## Entries provided
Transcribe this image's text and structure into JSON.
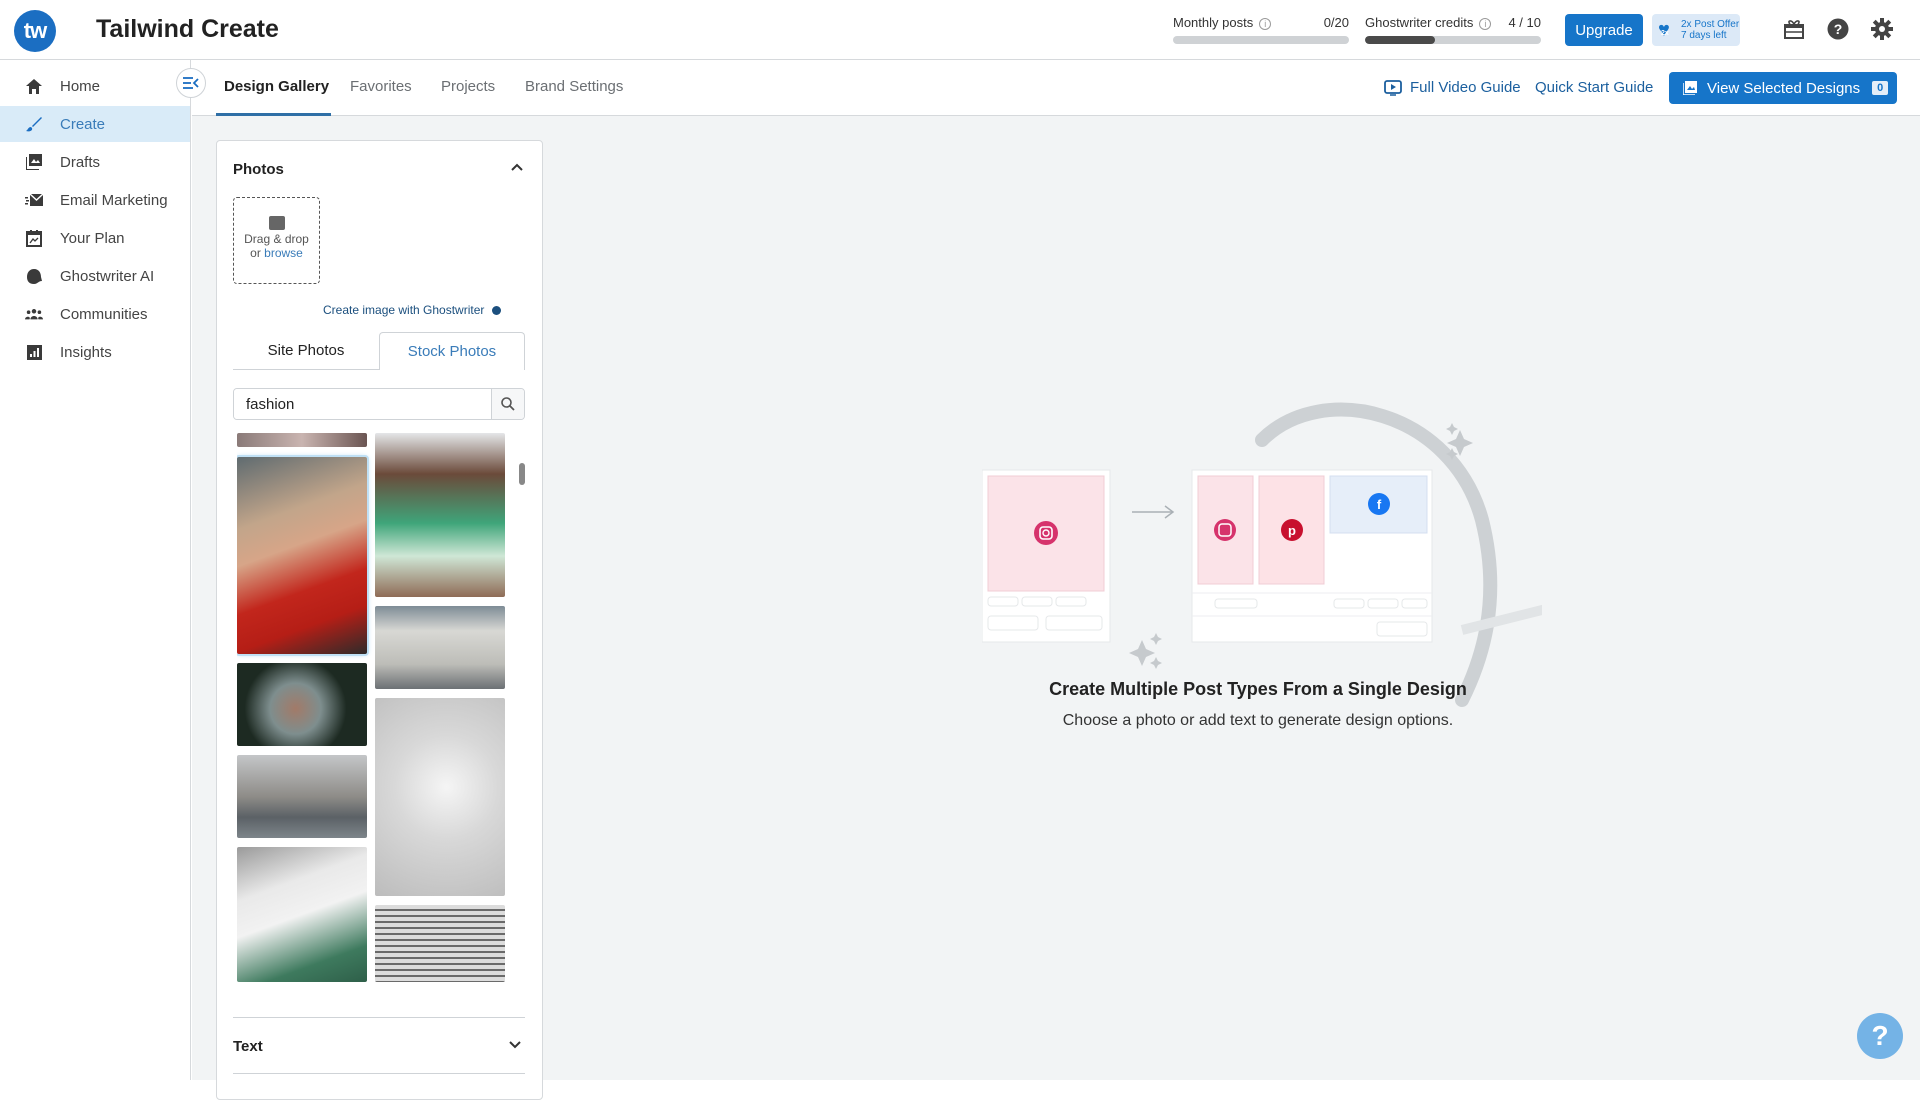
{
  "header": {
    "logo_text": "tw",
    "app_title": "Tailwind Create",
    "usage": [
      {
        "label": "Monthly posts",
        "value": "0/20",
        "progress": 0.0
      },
      {
        "label": "Ghostwriter credits",
        "value": "4 / 10",
        "progress": 0.4
      }
    ],
    "upgrade_label": "Upgrade",
    "offer": {
      "badge": "2x",
      "line1": "2x Post Offer",
      "line2": "7 days left"
    },
    "icons": [
      "gift-icon",
      "help-icon",
      "settings-icon"
    ]
  },
  "sidebar": {
    "items": [
      {
        "label": "Home",
        "icon": "home-icon",
        "active": false
      },
      {
        "label": "Create",
        "icon": "brush-icon",
        "active": true
      },
      {
        "label": "Drafts",
        "icon": "drafts-icon",
        "active": false
      },
      {
        "label": "Email Marketing",
        "icon": "email-icon",
        "active": false
      },
      {
        "label": "Your Plan",
        "icon": "calendar-icon",
        "active": false
      },
      {
        "label": "Ghostwriter AI",
        "icon": "ghostwriter-icon",
        "active": false
      },
      {
        "label": "Communities",
        "icon": "communities-icon",
        "active": false
      },
      {
        "label": "Insights",
        "icon": "insights-icon",
        "active": false
      }
    ]
  },
  "tabs": [
    {
      "label": "Design Gallery",
      "active": true
    },
    {
      "label": "Favorites",
      "active": false
    },
    {
      "label": "Projects",
      "active": false
    },
    {
      "label": "Brand Settings",
      "active": false
    }
  ],
  "toolbar": {
    "full_video_guide": "Full Video Guide",
    "quick_start_guide": "Quick Start Guide",
    "view_selected": "View Selected Designs",
    "selected_count": "0"
  },
  "photos_panel": {
    "title": "Photos",
    "dropzone_line1": "Drag & drop",
    "dropzone_or": "or ",
    "dropzone_browse": "browse",
    "ghostwriter_link": "Create image with Ghostwriter",
    "subtabs": [
      {
        "label": "Site Photos",
        "active": false
      },
      {
        "label": "Stock Photos",
        "active": true
      }
    ],
    "search_value": "fashion",
    "text_section_title": "Text"
  },
  "empty_state": {
    "title": "Create Multiple Post Types From a Single Design",
    "subtitle": "Choose a photo or add text to generate design options."
  },
  "colors": {
    "brand": "#1675c9",
    "active_bg": "#d9ebf8",
    "instagram": "#d6336c",
    "pinterest": "#c8102e",
    "facebook": "#1877f2"
  }
}
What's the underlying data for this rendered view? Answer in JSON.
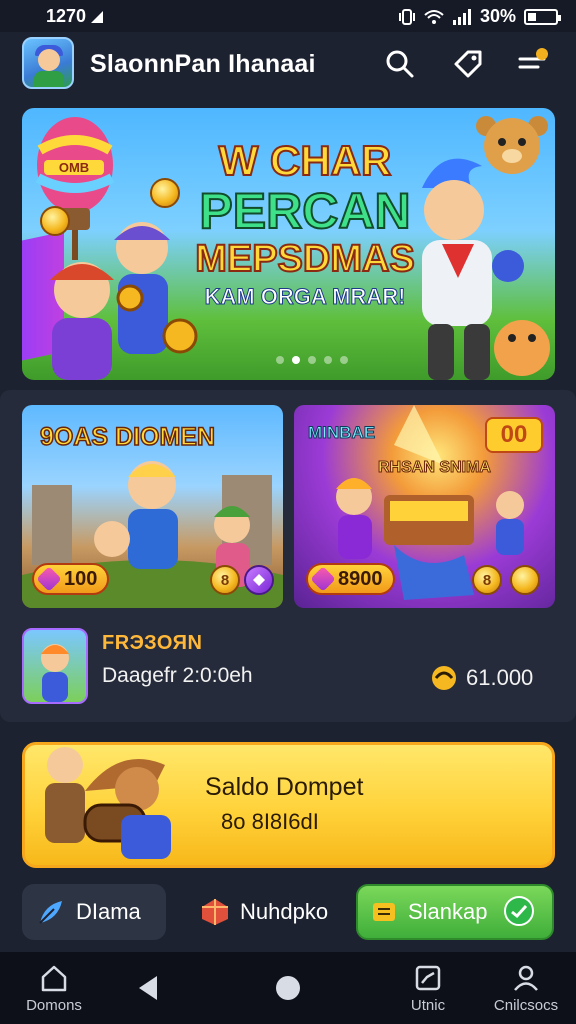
{
  "status_bar": {
    "time": "1270",
    "battery": "30%",
    "battery_level": 0.3
  },
  "header": {
    "title": "SlaonnPan Ihanaai"
  },
  "banner": {
    "line1": "W CHAR",
    "line2": "PERCAN",
    "line3": "MEPSDMAS",
    "line4": "KAM ORGA MRAR!",
    "balloon_label": "OMB"
  },
  "cards": [
    {
      "title": "9OAS DIOMEN",
      "amount": "100",
      "coin": "8"
    },
    {
      "title_top": "MINBAE",
      "title_sub": "RHSAN SNIMA",
      "badge": "00",
      "amount": "8900",
      "coin": "8"
    }
  ],
  "reward": {
    "title": "FRЭЗОЯN",
    "date": "Daagefr 2:0:0eh",
    "amount": "61.000"
  },
  "wallet": {
    "title": "Saldo Dompet",
    "balance": "8o 8I8I6dI"
  },
  "actions": [
    {
      "label": "DIama"
    },
    {
      "label": "Nuhdpko"
    },
    {
      "label": "Slankap"
    }
  ],
  "nav": {
    "left_label": "Domons",
    "mid_label": "Utnic",
    "right_label": "Cnilcsocs"
  }
}
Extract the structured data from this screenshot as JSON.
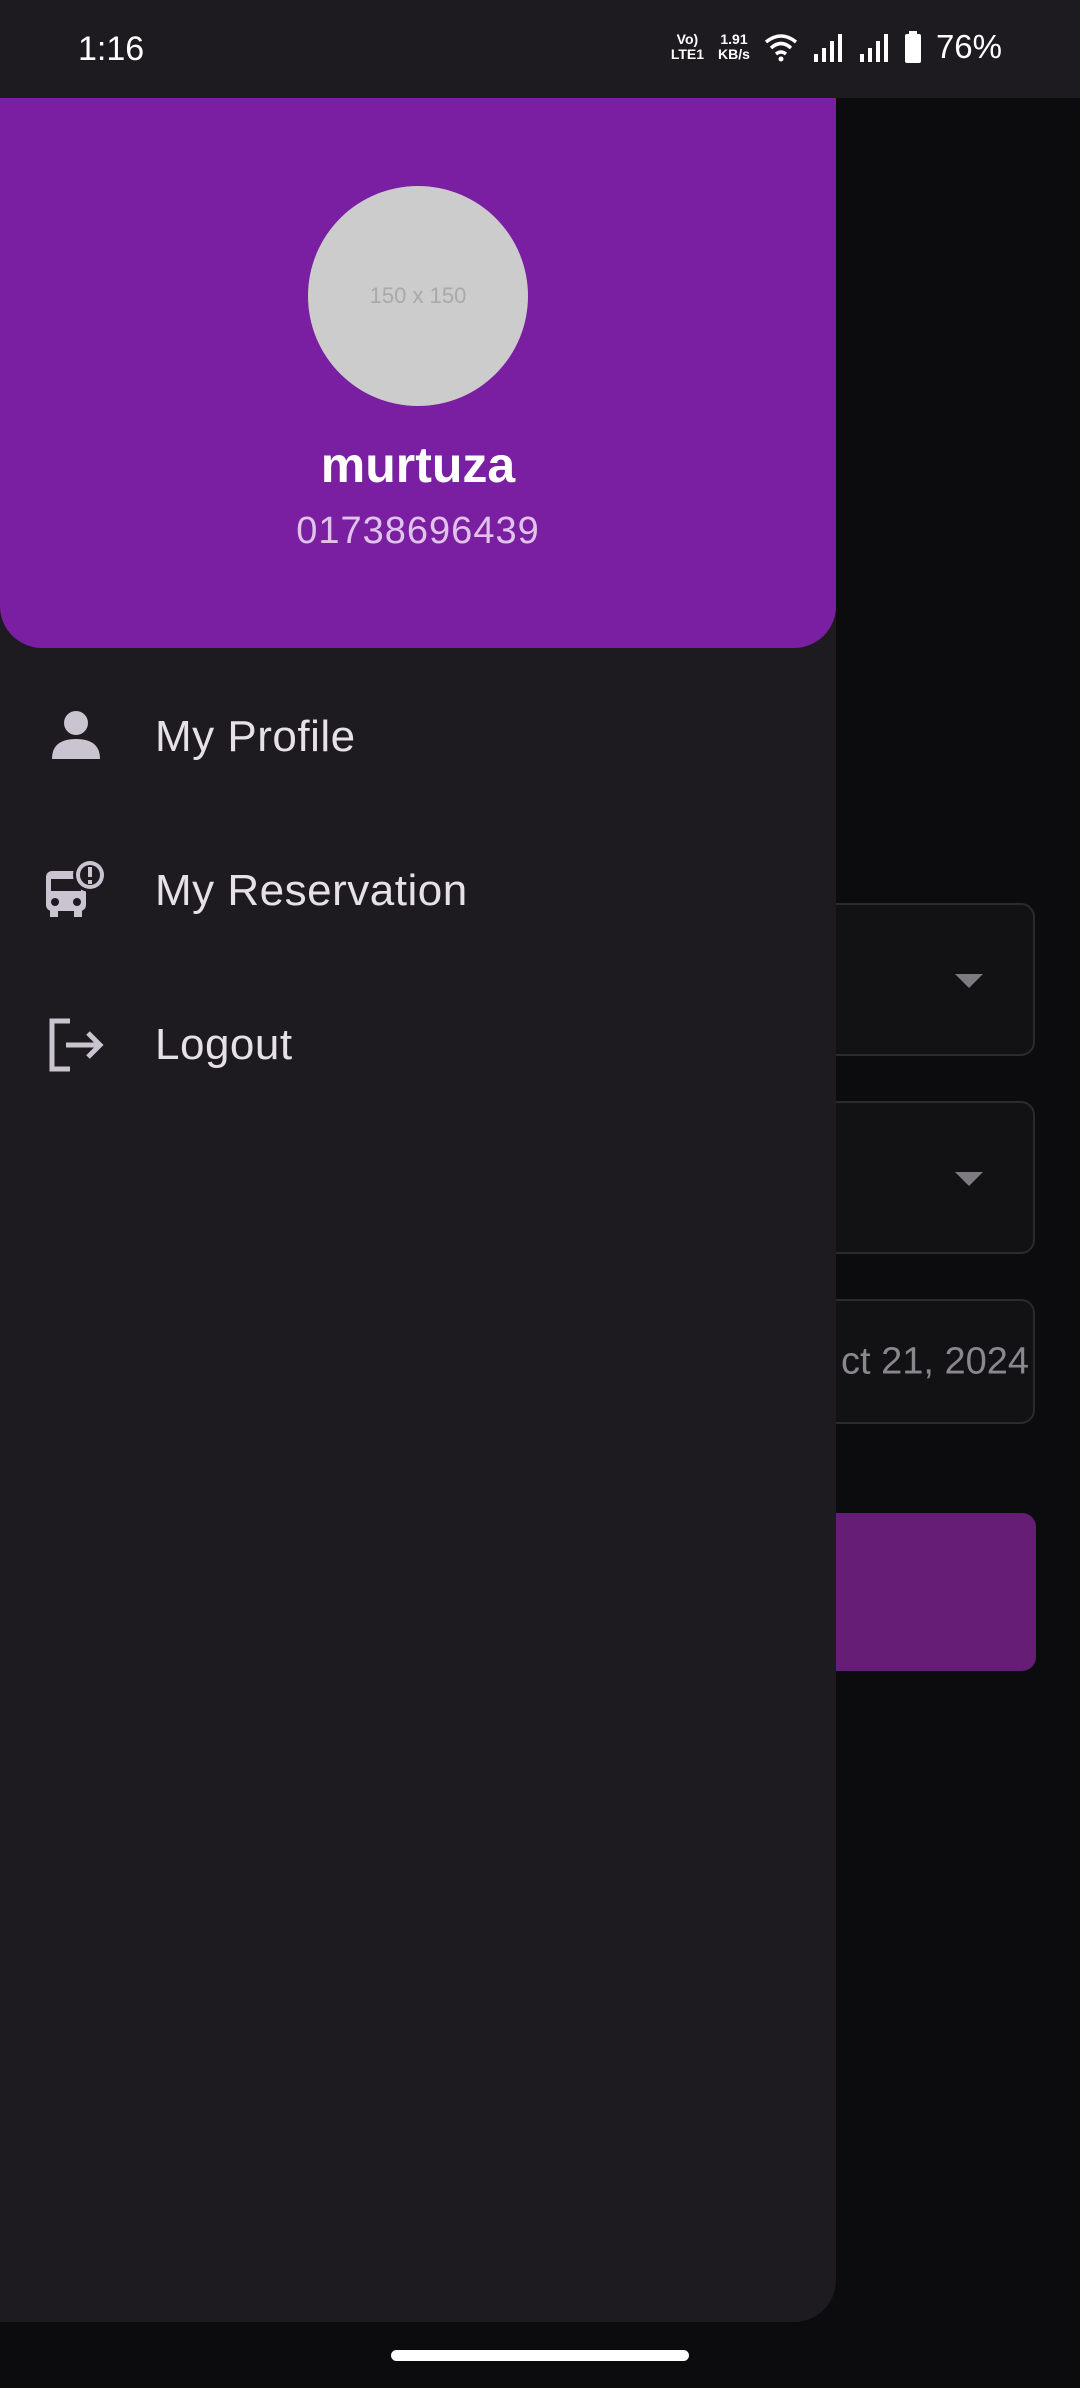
{
  "status_bar": {
    "time": "1:16",
    "volte_top": "Vo)",
    "volte_bottom": "LTE1",
    "speed_value": "1.91",
    "speed_unit": "KB/s",
    "battery_percent": "76%"
  },
  "drawer": {
    "avatar_placeholder": "150 x 150",
    "user_name": "murtuza",
    "user_phone": "01738696439",
    "menu": [
      {
        "label": "My Profile",
        "icon": "person-icon"
      },
      {
        "label": "My Reservation",
        "icon": "bus-alert-icon"
      },
      {
        "label": "Logout",
        "icon": "logout-icon"
      }
    ]
  },
  "background_page": {
    "date_value": "ct 21, 2024"
  },
  "colors": {
    "drawer_header": "#7b1fa2",
    "drawer_bg": "#1d1b20",
    "background_button": "#661d75"
  }
}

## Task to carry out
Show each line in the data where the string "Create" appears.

## Exercise response
    "app_title": "Tailwind Create",
        "label": "Create",
    "ghostwriter_link": "Create image with Ghostwriter",
    "title": "Create Multiple Post Types From a Single Design",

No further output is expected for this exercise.